But guess what? Dick has a solution for that too! If it's too hot to go out and you can't evolve with the best of them, just take some drugs and everything will be A-Okay!
I love it. There is an answer for everyone. Governments won't have worry about reducing greenhouse gases, celebrities will have a new fad treatment to go on about and can continue driving their gas guzzling hummers around, and no one else will care because they will be so whacked out on drugs. Awesome.
The Pillars of the Earth - Ken Follet...To keep reading or to not keep reading, that is the question
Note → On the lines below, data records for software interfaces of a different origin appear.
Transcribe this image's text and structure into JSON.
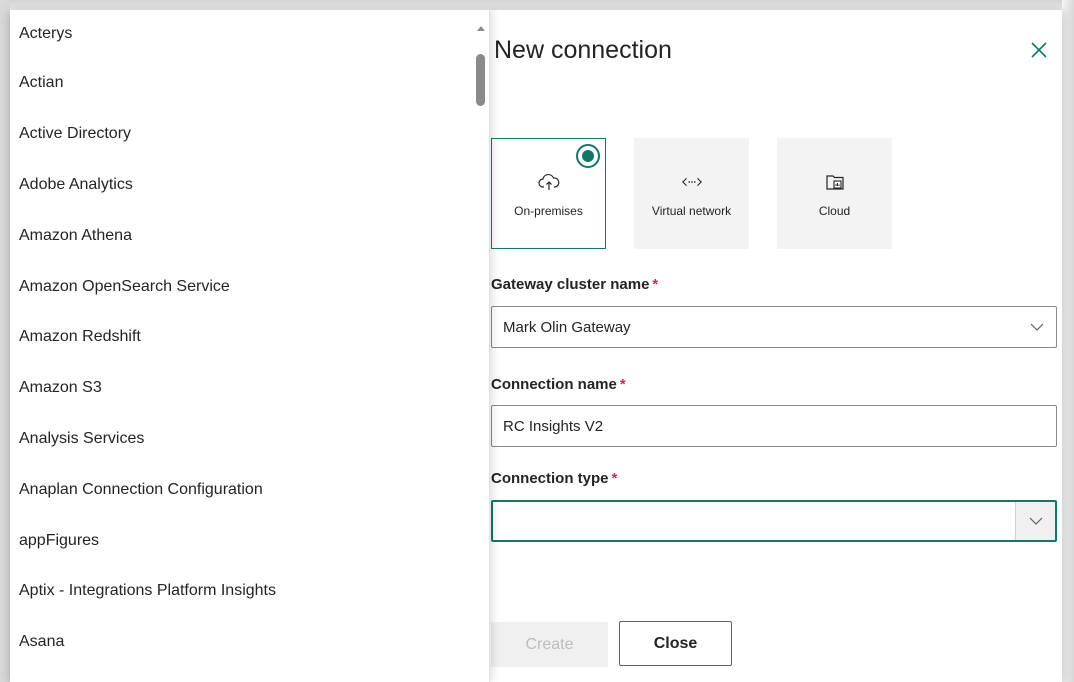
{
  "connector_list": {
    "items": [
      "Acterys",
      "Actian",
      "Active Directory",
      "Adobe Analytics",
      "Amazon Athena",
      "Amazon OpenSearch Service",
      "Amazon Redshift",
      "Amazon S3",
      "Analysis Services",
      "Anaplan Connection Configuration",
      "appFigures",
      "Aptix - Integrations Platform Insights",
      "Asana"
    ]
  },
  "dialog": {
    "title": "New connection",
    "connection_modes": [
      {
        "label": "On-premises",
        "icon": "cloud-upload-icon",
        "selected": true
      },
      {
        "label": "Virtual network",
        "icon": "virtual-network-icon",
        "selected": false
      },
      {
        "label": "Cloud",
        "icon": "cloud-folder-icon",
        "selected": false
      }
    ],
    "gateway_cluster": {
      "label": "Gateway cluster name",
      "required": "*",
      "value": "Mark Olin Gateway"
    },
    "connection_name": {
      "label": "Connection name",
      "required": "*",
      "value": "RC Insights V2"
    },
    "connection_type": {
      "label": "Connection type",
      "required": "*",
      "value": ""
    },
    "buttons": {
      "create": "Create",
      "close": "Close"
    }
  },
  "colors": {
    "accent": "#117865",
    "required": "#c4314b",
    "disabled_text": "#bdbdbd"
  }
}
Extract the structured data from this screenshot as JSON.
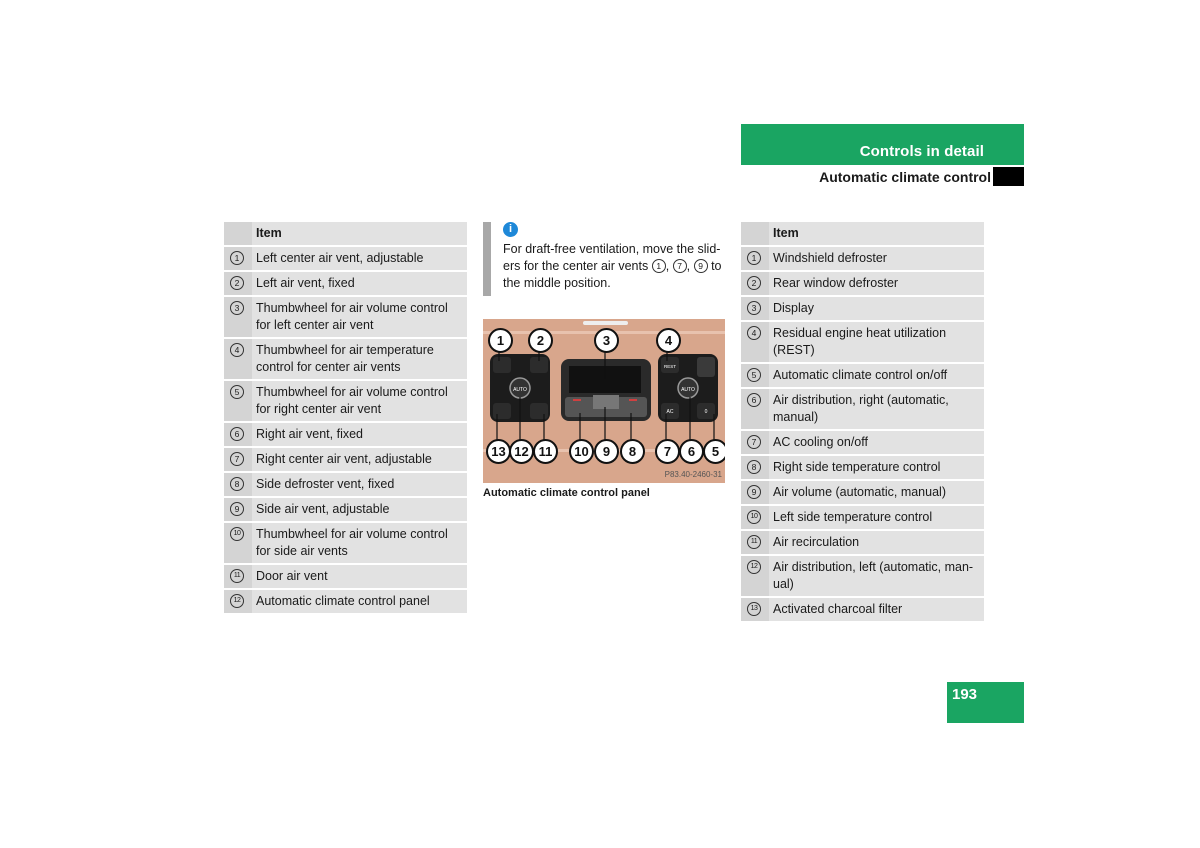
{
  "header": {
    "section": "Controls in detail",
    "subsection": "Automatic climate control"
  },
  "left_table": {
    "header": "Item",
    "rows": [
      {
        "num": "1",
        "text": "Left center air vent, adjustable"
      },
      {
        "num": "2",
        "text": "Left air vent, fixed"
      },
      {
        "num": "3",
        "text": "Thumbwheel for air volume control for left center air vent"
      },
      {
        "num": "4",
        "text": "Thumbwheel for air temperature control for center air vents"
      },
      {
        "num": "5",
        "text": "Thumbwheel for air volume control for right center air vent"
      },
      {
        "num": "6",
        "text": "Right air vent, fixed"
      },
      {
        "num": "7",
        "text": "Right center air vent, adjustable"
      },
      {
        "num": "8",
        "text": "Side defroster vent, fixed"
      },
      {
        "num": "9",
        "text": "Side air vent, adjustable"
      },
      {
        "num": "10",
        "text": "Thumbwheel for air volume control for side air vents"
      },
      {
        "num": "11",
        "text": "Door air vent"
      },
      {
        "num": "12",
        "text": "Automatic climate control panel"
      }
    ]
  },
  "note": {
    "icon": "info-icon",
    "text_before": "For draft-free ventilation, move the slid-ers for the center air vents ",
    "refs": [
      "1",
      "7",
      "9"
    ],
    "text_after": " to the middle position."
  },
  "figure": {
    "caption": "Automatic climate control panel",
    "image_code": "P83.40-2460-31",
    "callouts_top": [
      "1",
      "2",
      "3",
      "4"
    ],
    "callouts_bottom": [
      "13",
      "12",
      "11",
      "10",
      "9",
      "8",
      "7",
      "6",
      "5"
    ],
    "button_labels": {
      "auto": "AUTO",
      "rest": "REST",
      "ac": "AC",
      "off": "0"
    }
  },
  "right_table": {
    "header": "Item",
    "rows": [
      {
        "num": "1",
        "text": "Windshield defroster"
      },
      {
        "num": "2",
        "text": "Rear window defroster"
      },
      {
        "num": "3",
        "text": "Display"
      },
      {
        "num": "4",
        "text": "Residual engine heat utilization (REST)"
      },
      {
        "num": "5",
        "text": "Automatic climate control on/off"
      },
      {
        "num": "6",
        "text": "Air distribution, right (automatic, manual)"
      },
      {
        "num": "7",
        "text": "AC cooling on/off"
      },
      {
        "num": "8",
        "text": "Right side temperature control"
      },
      {
        "num": "9",
        "text": "Air volume (automatic, manual)"
      },
      {
        "num": "10",
        "text": "Left side temperature control"
      },
      {
        "num": "11",
        "text": "Air recirculation"
      },
      {
        "num": "12",
        "text": "Air distribution, left (automatic, man-ual)"
      },
      {
        "num": "13",
        "text": "Activated charcoal filter"
      }
    ]
  },
  "page_number": "193",
  "colors": {
    "accent_green": "#1aa562",
    "info_blue": "#1e88d8"
  }
}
Why, you ask? Why submit myself to this torture? Well, there have been times when I just couldn't take it anymore and I closed the book and put it down; however, while browsing my shelves for another better book to read, I am suddenly overcome with a feeling of overwhelming guilt. I actually feel like I'm letting the author down. What if the book gets really good and has a terrific ending? What if there is more substance to the characters than previously revealed? What if, what if, what if?
I have tried to remedy this little quirk of mine and I have, for the most part, been successful. Until now. Ken Follet's The Pillars of Creation has reawakened my past guilt.
Usually a strong advocate of boycotting Walmart, I one day found myself with a long wait on my hands and no bookstore in sight. But, of course, there are a gazillion Walmarts littering this country, so I set my prejudices aside and went to check out their book selection. I should have trusted my gut. After perusing their books for all of sixty seconds (it usually takes me hours before I can drag myself away from a bookstore), I realized that my choices were slim: romance novels, self-help or The Pillars of Creation. The choice was obvious for me; I went with the historical fiction, usually a safe bet.
So here is my dilemma. The book totals 970 odd pages, approximately 300 of which I have read. The book started off well with exciting and page turning scenarios. I'm not familiar enough with the history of the time to notice any glaring inconsistencies and the writing and details seem to fit the time period. Then, at about page 200 the story started to drag. I've invested another 100 pages and now must decide to read on, or not, as the case may be. It seemed to have potential at the beginning and I'm kind of curious to see where the story goes in the next 600 pages; but, am I wasting my time? I could be spending the time it would take to read the rest reading a really really good book. There are so many I would like to read and the list seems endless; but, what if I miss out on the best book ever because I'm intent on finishing Pillars of the Earth just for the sake of assuaging my ridiculous guilt?
A dilemma indeed. What to do? I think I'll give it another hundred pages. LOL.